At a glance

7 Dec 1972 Altenmarkt im Pongau, Austria
Herminator
180 cm / 90 kg 5'11'' / 198 pounds
Male
Hermann "The Herminator" Maier, who trained as a bricklayer, started his career late, at the age of 23, but was the most successful male Austrian skier ever, winning 54 World Cup races with 96 podium placements. He was the most successful Super-G racer ever, winning 24 World Cup races in this discipline. Only Sweden’s Ingemar Stenmark has won more races in his career. Maier not only won the overall World Cup four times – 1998, 2000, 2001 and 2004 – but also 10 discipline World Cups, four Olympic medals (gold 1998 in Super-G and Giant Slalom, 2006 silver Super-G and...

Hermann "The Herminator" Maier, who trained as a bricklayer, started his career late, at the age of 23, but was the most successful male Austrian skier ever, winning 54 World Cup races with 96 podium placements. He was the most successful Super-G racer ever, winning 24 World Cup races in this discipline. Only Sweden’s Ingemar Stenmark has won more races in his career. Maier not only won the overall World Cup four times – 1998, 2000, 2001 and 2004 – but also 10 discipline World Cups, four Olympic medals (gold 1998 in Super-G and Giant Slalom, 2006 silver Super-G and bronze in Giant Slalom), and also won three World Championships – in 1999 in downhill and Super-G, and in 2005 in giant slalom. He also won three other medals at the World Championships. He was elected Austrian Sportsman of the Year four consecutive times (1998-2001).
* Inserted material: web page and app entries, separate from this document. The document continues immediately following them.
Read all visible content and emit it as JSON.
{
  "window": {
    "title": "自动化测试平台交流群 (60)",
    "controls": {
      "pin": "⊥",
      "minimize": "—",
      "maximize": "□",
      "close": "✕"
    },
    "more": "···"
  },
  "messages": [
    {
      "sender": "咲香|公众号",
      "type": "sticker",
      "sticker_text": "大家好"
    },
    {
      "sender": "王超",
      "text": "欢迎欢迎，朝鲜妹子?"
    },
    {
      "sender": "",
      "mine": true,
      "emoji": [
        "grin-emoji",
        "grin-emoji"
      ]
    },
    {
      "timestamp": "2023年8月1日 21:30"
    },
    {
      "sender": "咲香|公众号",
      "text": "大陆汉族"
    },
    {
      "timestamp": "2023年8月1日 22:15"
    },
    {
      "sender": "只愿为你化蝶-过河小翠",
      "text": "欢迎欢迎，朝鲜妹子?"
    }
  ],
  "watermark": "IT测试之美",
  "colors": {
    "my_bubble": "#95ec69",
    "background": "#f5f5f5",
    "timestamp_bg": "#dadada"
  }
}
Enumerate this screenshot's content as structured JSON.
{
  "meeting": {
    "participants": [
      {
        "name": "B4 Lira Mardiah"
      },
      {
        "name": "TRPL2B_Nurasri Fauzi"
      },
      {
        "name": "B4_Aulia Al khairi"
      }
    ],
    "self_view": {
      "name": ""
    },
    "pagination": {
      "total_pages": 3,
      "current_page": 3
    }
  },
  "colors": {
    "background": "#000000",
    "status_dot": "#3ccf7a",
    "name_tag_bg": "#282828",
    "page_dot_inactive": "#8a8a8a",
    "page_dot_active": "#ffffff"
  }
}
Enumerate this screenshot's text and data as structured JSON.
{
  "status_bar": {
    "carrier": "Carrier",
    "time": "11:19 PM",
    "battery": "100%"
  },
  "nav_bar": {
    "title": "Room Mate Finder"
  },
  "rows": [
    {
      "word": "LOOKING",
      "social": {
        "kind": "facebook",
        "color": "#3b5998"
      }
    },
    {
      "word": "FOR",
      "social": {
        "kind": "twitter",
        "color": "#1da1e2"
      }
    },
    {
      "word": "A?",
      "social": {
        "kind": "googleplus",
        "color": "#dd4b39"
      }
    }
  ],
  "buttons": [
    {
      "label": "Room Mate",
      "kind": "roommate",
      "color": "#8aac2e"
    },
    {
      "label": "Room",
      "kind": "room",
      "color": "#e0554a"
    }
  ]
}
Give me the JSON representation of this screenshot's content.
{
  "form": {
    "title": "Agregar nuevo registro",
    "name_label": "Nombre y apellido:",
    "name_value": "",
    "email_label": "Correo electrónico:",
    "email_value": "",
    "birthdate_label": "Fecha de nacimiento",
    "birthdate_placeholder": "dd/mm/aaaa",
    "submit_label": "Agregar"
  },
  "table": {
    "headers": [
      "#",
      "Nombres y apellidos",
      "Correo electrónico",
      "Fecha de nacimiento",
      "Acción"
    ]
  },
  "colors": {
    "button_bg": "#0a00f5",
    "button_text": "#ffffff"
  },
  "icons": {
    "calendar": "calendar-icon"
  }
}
Maier made two remarkable comebacks during his career. The first was after the 1998 Winter Olympics at Nagano when he had what appeared to be a near-fatal fall in the downhill, only to walk away from it. A few days later, he won the first of his two Olympic gold medals. In 2001 he had a severe motorcycle crash, with an injury to his right lower leg that some thought would necessitate an amputation. But Maier recovered, fought himself back to world's top level and won his fourth overall World Cup title in 2004. Only four months before the Olympics 2010 in Vancouver he gave up after a knee operation in summer 2009. During a press conference in Vienna, he retired in October 2009 after 13 years on the alpine ski circuit, with tears in his eyes.

Hermann in numbers

2
Olympics
Olympics
4
medals
Gold medal:2 Silver medal:1 Bronze medal:1
  • Turin
    Turin 2006
    Games
    Results
    Sport
    Event
    Turin
    Turin 2006
    • 6
      Alpine Skiing
      Downhill
    • 2 Silver medal
      Alpine Skiing
      Super G
    • 3 Bronze medal
      Alpine Skiing
      Giant Slalom
  • Nagano
    Nagano 1998
    Games
    Results
    Sport
    Event
    Nagano
    Nagano 1998
    • AC
      Alpine Skiing
      Downhill
    • 1 Gold medal
      Alpine Skiing
      Super G
    • 1 Gold medal
      Alpine Skiing
      Giant Slalom
    • AC
      Alpine Skiing
      Combined